The villagers extracted the dead crane’s wing bone, and carved it into a basic musical instrument. The finger holes are uneven, and the carving around the mouthpiece is a little careless. But this simple instrument, the fruit of ancient creativity has been continuously improved upon, and has evolved into the sophisticated flute we know today.
Musician Ding Xiaokui owns a duplicate of the crane bone flute. The original, made between 7,800 and 9,000 years ago, was unearthed at the Jiahu Neolithic Site in central China's Henan Province. It was one of more than 20 such flutes found there in 1986 and 1987. They are the oldest musical instruments ever discovered in China.
The first bone flutes may have been used by hunters to mimic a bird’s cry.
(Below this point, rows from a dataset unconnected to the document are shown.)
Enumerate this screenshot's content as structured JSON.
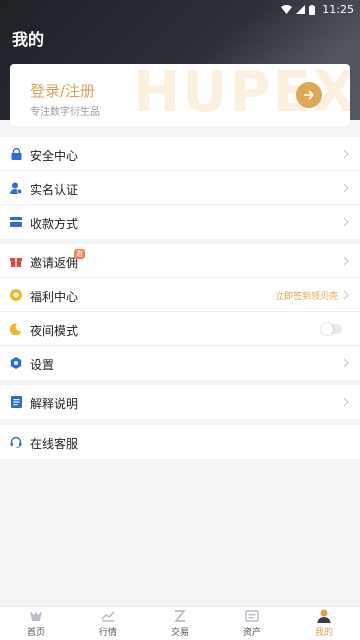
{
  "status": {
    "time": "11:25"
  },
  "header": {
    "title": "我的"
  },
  "login": {
    "title": "登录/注册",
    "subtitle": "专注数字衍生品",
    "watermark": "HUPEX",
    "arrow_icon": "arrow-right-icon"
  },
  "groups": [
    {
      "items": [
        {
          "label": "安全中心",
          "icon": "lock-icon"
        },
        {
          "label": "实名认证",
          "icon": "user-verify-icon"
        },
        {
          "label": "收款方式",
          "icon": "card-icon"
        }
      ]
    },
    {
      "items": [
        {
          "label": "邀请返佣",
          "icon": "gift-icon",
          "badge": "邀"
        },
        {
          "label": "福利中心",
          "icon": "coin-icon",
          "hint": "立即签到领贝壳"
        },
        {
          "label": "夜间模式",
          "icon": "moon-icon",
          "toggle": false
        },
        {
          "label": "设置",
          "icon": "settings-icon"
        }
      ]
    },
    {
      "items": [
        {
          "label": "解释说明",
          "icon": "doc-icon"
        }
      ]
    },
    {
      "items": [
        {
          "label": "在线客服",
          "icon": "headset-icon"
        }
      ]
    }
  ],
  "tabs": [
    {
      "label": "首页",
      "icon": "home-icon"
    },
    {
      "label": "行情",
      "icon": "chart-icon"
    },
    {
      "label": "交易",
      "icon": "exchange-icon"
    },
    {
      "label": "资产",
      "icon": "wallet-icon"
    },
    {
      "label": "我的",
      "icon": "profile-icon",
      "active": true
    }
  ],
  "colors": {
    "accent": "#d7a55a",
    "icon_blue": "#2f6bd6",
    "icon_red": "#e2473f",
    "icon_yellow": "#f2b824",
    "hint_orange": "#e7a34b"
  }
}
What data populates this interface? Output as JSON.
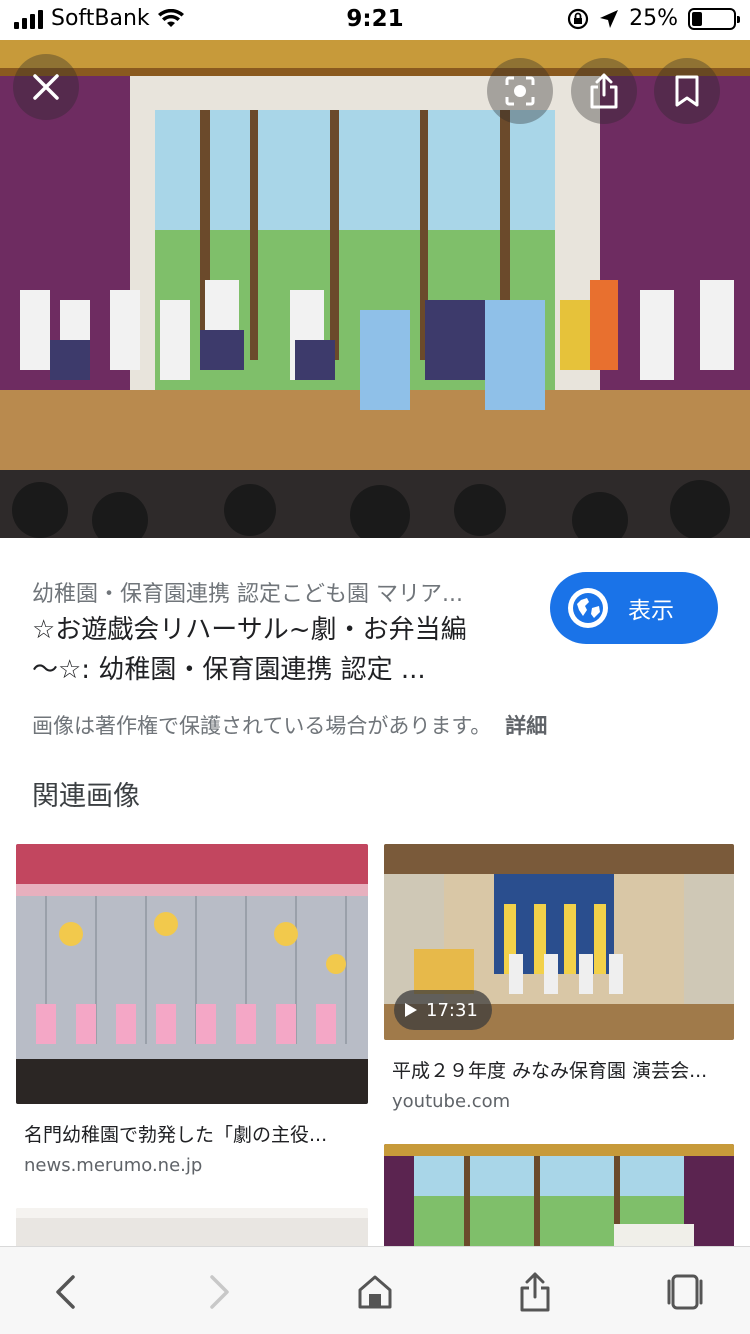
{
  "status_bar": {
    "carrier": "SoftBank",
    "time": "9:21",
    "battery": "25%",
    "battery_level": 0.25
  },
  "hero": {
    "close_icon": "close-icon",
    "lens_icon": "lens-search-icon",
    "share_icon": "share-icon",
    "bookmark_icon": "bookmark-icon"
  },
  "result": {
    "source": "幼稚園・保育園連携 認定こども園 マリア...",
    "title_line1": "☆お遊戯会リハーサル~劇・お弁当編",
    "title_line2": "～☆: 幼稚園・保育園連携 認定 ...",
    "visit_label": "表示",
    "copyright": "画像は著作権で保護されている場合があります。",
    "details": "詳細"
  },
  "related": {
    "heading": "関連画像",
    "items": [
      {
        "caption": "名門幼稚園で勃発した「劇の主役...",
        "domain": "news.merumo.ne.jp"
      },
      {
        "caption": "平成２９年度 みなみ保育園 演芸会...",
        "domain": "youtube.com",
        "duration": "17:31"
      }
    ]
  },
  "colors": {
    "accent": "#1a73e8",
    "curtain": "#6b2b58"
  }
}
Later, they may have provided music for celebrating a successful hunt. With time, as their aesthetic appreciation became more developed, people may have demanded more complex music.
At Jiahu, the development from the older five-holed flutes to the later flutes with seven or eight holes, reveals how civilization progressed.
There used to be a widespread belief that traditional Chinese music had only five tones. The seven-tone scale, it was thought, was introduced from abroad. But the seven-holed bone flutes found at Jiahu have changed our understanding of the history of China's ancient music.
For the Neolithic hunters, finding the best places to drill holes in the unevenly-shaped crane bones, was a matter of trial and error. Today, however, the finest flute makers still use the traditional technique.
In the course of 9,000 years, the family of bone flutes has expanded to embrace other materials, including bamboo.
Ding Xiaokui is one of several Chinese musicians who use this ancient instrument to express modern sensibilities.
Yet the sound of a Jiahu flute inevitably carries an echo of history. The air blown through it will always be the 9,000-year-old breath of our ancestors. This is the primordial sound of civilization -- moving air and moving hearts.[ Editor: WPY ]